Vote rigging aside, what’s the remedy for unconstitutional gerrymandering?
[/quote]Ranked voting and algorithmic redistricting with a computer churning the census data into a map.


That’s pretty much what I’ve been seeing over the last 10-15 years.
See: patriot act, voter registration, anything involving scott walker


That looks like a good way to draw things in the future, but I’m more asking what happens to people who have just been told, “Yeah, that election you voted in two weeks ago was unconstitutionally manipulated.” If the answer is, “They have to suck it up” then I don’t see why absurd gerrymandering wouldn’t continue. Basically it’s unconstitutional but I don’t know if there is a reason not to do it (other than decency/respect for the constitution, but those don’t go very far).


Well that goes back to the census. The districts are drawn every decade, so there is about 5 years left to fix the mistake now that the courts have ruled. With the WI court ruling it means that the Democrats can and should make a substantial push for the federally determined voting districts, and post 2010 there has been a lot of very good work to fix the system and bring it into law that it must be done this way.

If the WI attorney general really is a massive idiot and decides to push this to the Supreme Court he would lose even if Scalia was still seated on the court - and congress will absolutely be forced to use a more impartial method of redistricting across all states no matter what. I don’t see any way that the court doesn’t cross party lines on this one (although it should be unanimous and it won’t be), the letter of the law is very clear.

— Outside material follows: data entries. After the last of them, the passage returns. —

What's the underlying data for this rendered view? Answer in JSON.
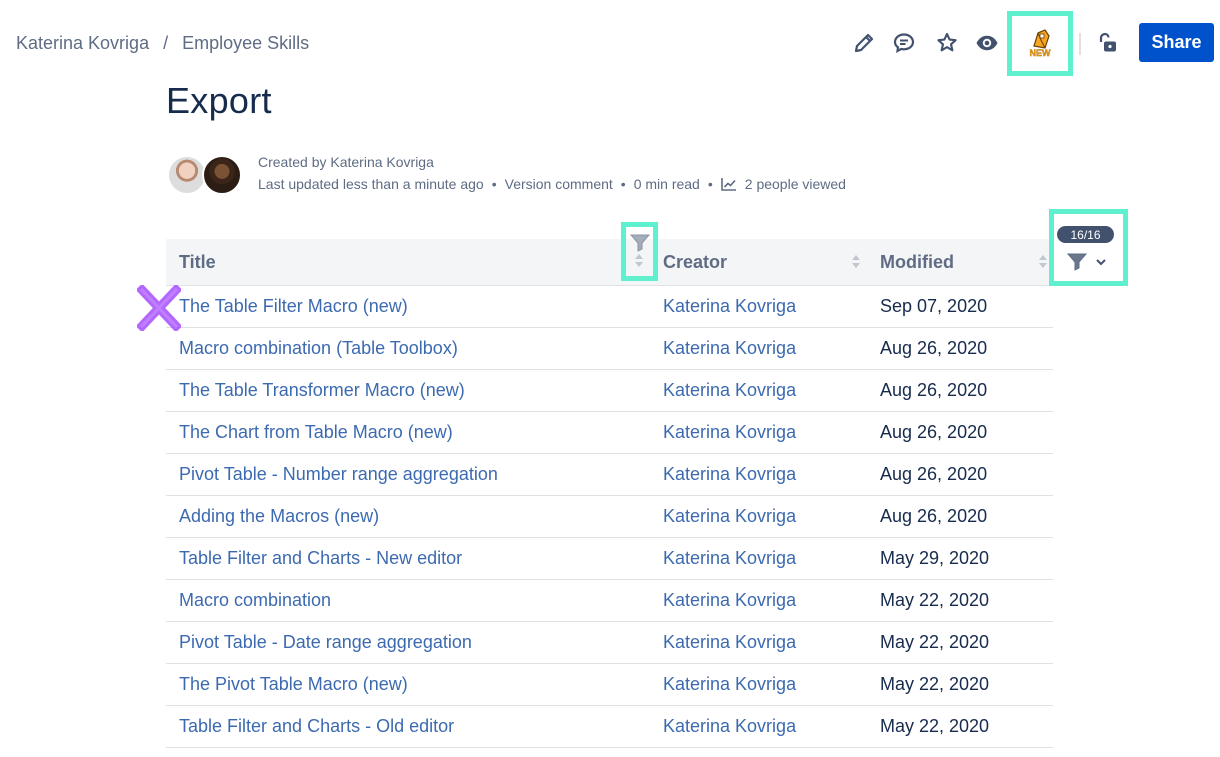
{
  "breadcrumb": {
    "items": [
      "Katerina Kovriga",
      "Employee Skills"
    ],
    "separator": "/"
  },
  "toolbar": {
    "icons": [
      "edit-icon",
      "comment-icon",
      "star-icon",
      "watch-icon",
      "new-app-icon",
      "restrictions-icon"
    ],
    "new_badge": "NEW",
    "share_label": "Share",
    "accent_color": "#0052cc",
    "highlight_color": "#5ef0cf"
  },
  "page": {
    "title": "Export",
    "created_by": "Created by Katerina Kovriga",
    "last_updated": "Last updated less than a minute ago",
    "version_comment": "Version comment",
    "read_time": "0 min read",
    "views": "2 people viewed"
  },
  "table": {
    "filter_count": "16/16",
    "columns": [
      "Title",
      "Creator",
      "Modified"
    ],
    "rows": [
      {
        "title": "The Table Filter Macro (new)",
        "creator": "Katerina Kovriga",
        "modified": "Sep 07, 2020"
      },
      {
        "title": "Macro combination (Table Toolbox)",
        "creator": "Katerina Kovriga",
        "modified": "Aug 26, 2020"
      },
      {
        "title": "The Table Transformer Macro (new)",
        "creator": "Katerina Kovriga",
        "modified": "Aug 26, 2020"
      },
      {
        "title": "The Chart from Table Macro (new)",
        "creator": "Katerina Kovriga",
        "modified": "Aug 26, 2020"
      },
      {
        "title": "Pivot Table - Number range aggregation",
        "creator": "Katerina Kovriga",
        "modified": "Aug 26, 2020"
      },
      {
        "title": "Adding the Macros (new)",
        "creator": "Katerina Kovriga",
        "modified": "Aug 26, 2020"
      },
      {
        "title": "Table Filter and Charts - New editor",
        "creator": "Katerina Kovriga",
        "modified": "May 29, 2020"
      },
      {
        "title": "Macro combination",
        "creator": "Katerina Kovriga",
        "modified": "May 22, 2020"
      },
      {
        "title": "Pivot Table - Date range aggregation",
        "creator": "Katerina Kovriga",
        "modified": "May 22, 2020"
      },
      {
        "title": "The Pivot Table Macro (new)",
        "creator": "Katerina Kovriga",
        "modified": "May 22, 2020"
      },
      {
        "title": "Table Filter and Charts - Old editor",
        "creator": "Katerina Kovriga",
        "modified": "May 22, 2020"
      }
    ]
  }
}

It’s a big win for the future, but unfortunately it also means a decade of a regime was put in place that has (hopefully) climaxed with President Trump. There is absolutely nothing that can be done about it other than pushing for future changes. If you feel like you were taken advantage of as a voter, then fucking write emails and tweets and whatever else to give your representatives a massive deluge of communications about the issue.


I want to be clear that the federal can overrule the state if it’s brought to the Supreme Court, and the current ruling means Wisconsin must make a change for the future already.

I mean look at the current legislative map with Milwaukee:

It literally has islands in other districts.


To what extent do the districts under the current system (have to) follow general political subdivisions?

Most people do not really care about electoral districts, but they would care if you told them to ignore all the inconvenience caused by their county now being octopus-shaped.


As far as I’m aware it is all taken from the 2010 US census data - the congress down to local districts.


The blue lines are the differences between federal and state:


How the fuck was that allowed in the first place?